It reminds of Frost, if you’ve played it. What 50 Years does for Civilisation, Frost did for survival games: it aimed to boil a complex genre down to a coffee break, and distilled the ‘how far do I push it?’ core into a card game. 50 Years has similar levels of success at bottling a bigger game, and made me want to keep coming back, day after day, to trek that little bit further.
But where 50 Years loses ground on Frost is its longevity and presentation. While 50 Years gives you plenty of reasons to play again – sessions are short, there’s the pull to do better this time, and there are plenty of cultures to master – it doesn’t feel varied enough to be completely satisfying. We found ourselves in patterns of play after the first few hours, mainly because 50 Years doesn’t employ randomness enough. Sure, the enemies vary a little, and rewards change a bit, but your experience with each runthrough is largely the same each time.
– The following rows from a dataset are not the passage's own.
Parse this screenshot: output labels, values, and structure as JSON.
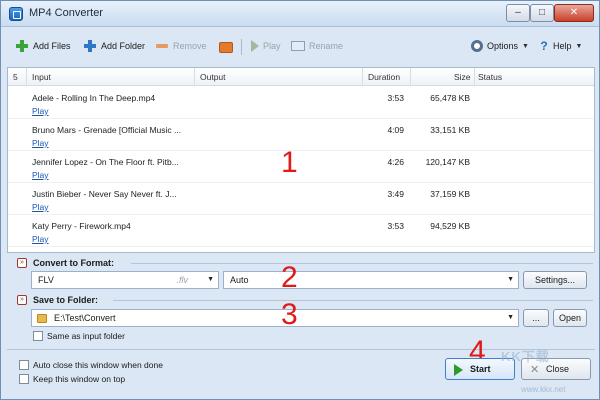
{
  "window": {
    "title": "MP4 Converter",
    "minimize": "–",
    "maximize": "□",
    "close": "✕"
  },
  "toolbar": {
    "add_files": "Add Files",
    "add_folder": "Add Folder",
    "remove": "Remove",
    "play": "Play",
    "rename": "Rename",
    "options": "Options",
    "help": "Help"
  },
  "list": {
    "count": "5",
    "columns": {
      "input": "Input",
      "output": "Output",
      "duration": "Duration",
      "size": "Size",
      "status": "Status"
    },
    "rows": [
      {
        "name": "Adele - Rolling In The Deep.mp4",
        "play": "Play",
        "duration": "3:53",
        "size": "65,478 KB"
      },
      {
        "name": "Bruno Mars - Grenade [Official Music ...",
        "play": "Play",
        "duration": "4:09",
        "size": "33,151 KB"
      },
      {
        "name": "Jennifer Lopez - On The Floor ft. Pitb...",
        "play": "Play",
        "duration": "4:26",
        "size": "120,147 KB"
      },
      {
        "name": "Justin Bieber - Never Say Never ft. J...",
        "play": "Play",
        "duration": "3:49",
        "size": "37,159 KB"
      },
      {
        "name": "Katy Perry - Firework.mp4",
        "play": "Play",
        "duration": "3:53",
        "size": "94,529 KB"
      }
    ]
  },
  "callouts": {
    "one": "1",
    "two": "2",
    "three": "3",
    "four": "4"
  },
  "convert": {
    "title": "Convert to Format:",
    "toggle": "»",
    "format": "FLV",
    "format_ext": ".flv",
    "preset": "Auto",
    "settings": "Settings..."
  },
  "save": {
    "title": "Save to Folder:",
    "toggle": "»",
    "path": "E:\\Test\\Convert",
    "browse": "...",
    "open": "Open",
    "same_as_input": "Same as input folder"
  },
  "bottom": {
    "auto_close": "Auto close this window when done",
    "keep_on_top": "Keep this window on top",
    "start": "Start",
    "close": "Close"
  },
  "watermark": {
    "logo": "KK下载",
    "url": "www.kkx.net"
  },
  "colors": {
    "accent": "#2f76c9",
    "callout": "#e01919",
    "play_link": "#1d55b6"
  }
}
That’s great for optimisation, as you’ll learn from the experience, but it’s not great for your joy and interest levels. At its worst, it can feel like you’re playing a spreadsheet rather than a game.
There are so many ways that the game could have rolled the dice a bit more. You only have to look at games like Slay the Spire to see how the player perks, and which ones you choose to unlock, can be utterly different each time. Sure, it plays into the hands of RNG, but 50 Years needed a little of this magic sauce to make a playthrough feel different from the last, and keep you around for weeks rather than days.
You only have to look at the screenshots to know that 50 Years is also a bit of an ugly duckling. If we’re being kind, it’s functional, reminding us a lot of indie, Kongregate-style games that we used to chew through on a lunchbreak on PC. That’s not to say 50 Years is unclear, though: the creaky art style is an aesthetic thing, and it just means a drop in immersion and production value.
The mouse cursor, ported directly over to console, is more of a deal-breaker, however. It’s slow and fiddly, and when the late-game hits and you have lots of troop options, it becomes cumbersome. Some of the buttons can get quite small, and you wish it had been optimised a little better for a controller. Still, 50 Years is deliberately simple, so you’re not diving into menu after menu with your tiny mouse cursor.
For a budget £4.19, though, it might make everything moot. 50 Years is one of those games that can sit in your library, ready to be turned on for a cheeky 20 minutes. If your Rocket League mates aren’t quite ready for a match, pop on 50 Years and you’ll get a sweet, sweet hit of intricate optimisation.
It may be ugly, it may be a clear PC port, but 50 Years on Xbox can be a budget-priced addiction machine if you let it. It somehow manages to cram the joys of Civilisation into a twenty-minute game, and then has the gall to make it more-ish. We’ll take a prettier and slightly more varied version for the sequel, but for now 50 Years is well worth settling on.